● AIM OF THE EXERCISE:
Tally the lines in the data below where the word "Softballs" appears, and give the tally alone.

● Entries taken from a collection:
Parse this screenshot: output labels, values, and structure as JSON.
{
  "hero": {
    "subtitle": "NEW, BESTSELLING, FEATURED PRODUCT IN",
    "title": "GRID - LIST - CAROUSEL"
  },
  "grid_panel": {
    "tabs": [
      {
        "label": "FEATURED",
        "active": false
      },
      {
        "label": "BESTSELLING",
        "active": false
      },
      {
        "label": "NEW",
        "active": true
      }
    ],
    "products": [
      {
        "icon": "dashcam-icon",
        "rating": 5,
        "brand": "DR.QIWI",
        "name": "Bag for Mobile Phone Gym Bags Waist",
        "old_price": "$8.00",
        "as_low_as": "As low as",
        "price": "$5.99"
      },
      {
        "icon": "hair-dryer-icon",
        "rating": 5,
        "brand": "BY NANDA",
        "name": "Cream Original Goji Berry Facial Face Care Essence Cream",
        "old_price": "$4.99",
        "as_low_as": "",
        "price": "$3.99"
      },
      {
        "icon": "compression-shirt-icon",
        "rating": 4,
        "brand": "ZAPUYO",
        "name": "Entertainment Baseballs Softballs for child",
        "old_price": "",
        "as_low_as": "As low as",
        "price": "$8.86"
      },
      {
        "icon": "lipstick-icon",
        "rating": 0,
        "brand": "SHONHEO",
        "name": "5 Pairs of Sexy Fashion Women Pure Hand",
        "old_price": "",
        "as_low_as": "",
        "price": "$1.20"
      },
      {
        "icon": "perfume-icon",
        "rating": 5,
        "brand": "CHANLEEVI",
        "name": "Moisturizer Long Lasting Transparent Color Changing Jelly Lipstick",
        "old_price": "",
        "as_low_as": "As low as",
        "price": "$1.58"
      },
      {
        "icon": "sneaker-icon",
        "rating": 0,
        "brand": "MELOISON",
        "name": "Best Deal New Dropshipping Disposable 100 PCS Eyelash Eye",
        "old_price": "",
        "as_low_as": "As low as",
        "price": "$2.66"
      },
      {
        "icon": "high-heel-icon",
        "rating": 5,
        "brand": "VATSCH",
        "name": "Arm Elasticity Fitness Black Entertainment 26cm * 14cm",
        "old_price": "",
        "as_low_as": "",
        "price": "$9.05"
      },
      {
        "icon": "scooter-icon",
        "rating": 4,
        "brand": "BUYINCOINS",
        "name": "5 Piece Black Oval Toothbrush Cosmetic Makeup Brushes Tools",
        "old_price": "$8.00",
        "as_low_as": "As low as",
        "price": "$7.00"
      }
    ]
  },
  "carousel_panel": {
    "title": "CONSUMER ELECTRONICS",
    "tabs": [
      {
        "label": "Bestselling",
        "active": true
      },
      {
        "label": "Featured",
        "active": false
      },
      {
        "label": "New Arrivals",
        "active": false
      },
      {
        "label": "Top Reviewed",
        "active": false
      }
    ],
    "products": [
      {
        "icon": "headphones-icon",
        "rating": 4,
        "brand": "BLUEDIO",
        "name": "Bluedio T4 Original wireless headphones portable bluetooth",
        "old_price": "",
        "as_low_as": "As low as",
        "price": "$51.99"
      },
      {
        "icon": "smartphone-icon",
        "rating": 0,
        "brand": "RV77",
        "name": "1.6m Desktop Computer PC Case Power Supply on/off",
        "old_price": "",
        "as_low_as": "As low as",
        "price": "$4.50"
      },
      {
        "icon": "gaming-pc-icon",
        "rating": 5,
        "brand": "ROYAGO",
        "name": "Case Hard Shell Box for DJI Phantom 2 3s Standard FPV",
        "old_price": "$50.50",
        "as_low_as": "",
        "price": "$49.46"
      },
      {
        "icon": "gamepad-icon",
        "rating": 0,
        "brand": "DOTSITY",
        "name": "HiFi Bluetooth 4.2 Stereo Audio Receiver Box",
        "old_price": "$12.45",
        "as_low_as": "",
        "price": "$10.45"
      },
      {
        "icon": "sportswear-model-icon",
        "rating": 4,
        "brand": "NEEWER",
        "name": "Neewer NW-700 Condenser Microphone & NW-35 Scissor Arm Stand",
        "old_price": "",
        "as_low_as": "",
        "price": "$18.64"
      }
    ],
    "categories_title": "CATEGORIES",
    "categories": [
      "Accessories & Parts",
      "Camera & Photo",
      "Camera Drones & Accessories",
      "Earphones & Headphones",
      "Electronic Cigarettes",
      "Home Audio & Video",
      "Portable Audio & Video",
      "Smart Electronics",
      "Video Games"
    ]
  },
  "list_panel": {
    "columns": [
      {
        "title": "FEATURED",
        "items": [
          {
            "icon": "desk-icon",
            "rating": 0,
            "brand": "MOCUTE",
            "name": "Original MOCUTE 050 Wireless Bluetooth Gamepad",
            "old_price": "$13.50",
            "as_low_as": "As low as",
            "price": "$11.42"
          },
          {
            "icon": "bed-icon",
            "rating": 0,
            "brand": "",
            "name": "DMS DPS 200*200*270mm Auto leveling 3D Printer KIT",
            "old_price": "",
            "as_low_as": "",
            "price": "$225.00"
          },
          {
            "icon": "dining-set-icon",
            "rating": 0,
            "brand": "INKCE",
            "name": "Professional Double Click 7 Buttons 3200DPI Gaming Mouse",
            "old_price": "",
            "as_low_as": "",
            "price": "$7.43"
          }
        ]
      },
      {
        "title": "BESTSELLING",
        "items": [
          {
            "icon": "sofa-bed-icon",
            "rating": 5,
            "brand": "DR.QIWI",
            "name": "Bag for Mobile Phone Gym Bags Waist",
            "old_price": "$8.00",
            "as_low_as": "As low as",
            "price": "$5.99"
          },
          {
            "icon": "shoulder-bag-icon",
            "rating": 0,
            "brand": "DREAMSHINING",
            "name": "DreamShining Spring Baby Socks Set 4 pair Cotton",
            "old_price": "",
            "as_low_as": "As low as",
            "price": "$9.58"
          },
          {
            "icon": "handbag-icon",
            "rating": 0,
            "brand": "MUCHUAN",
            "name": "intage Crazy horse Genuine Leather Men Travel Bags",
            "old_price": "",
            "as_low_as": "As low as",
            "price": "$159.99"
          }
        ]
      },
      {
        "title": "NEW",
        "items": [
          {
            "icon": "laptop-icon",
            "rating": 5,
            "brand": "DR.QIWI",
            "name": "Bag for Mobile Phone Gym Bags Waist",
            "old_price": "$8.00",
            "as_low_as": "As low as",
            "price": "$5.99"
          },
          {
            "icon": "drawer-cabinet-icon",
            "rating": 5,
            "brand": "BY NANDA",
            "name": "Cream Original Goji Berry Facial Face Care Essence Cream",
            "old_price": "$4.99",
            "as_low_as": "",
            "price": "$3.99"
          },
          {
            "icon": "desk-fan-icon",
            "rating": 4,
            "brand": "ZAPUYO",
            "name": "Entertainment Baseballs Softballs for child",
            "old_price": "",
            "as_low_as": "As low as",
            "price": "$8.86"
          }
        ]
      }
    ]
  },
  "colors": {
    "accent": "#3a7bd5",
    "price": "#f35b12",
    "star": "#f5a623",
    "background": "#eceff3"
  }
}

● YOUR SOLUTION:
2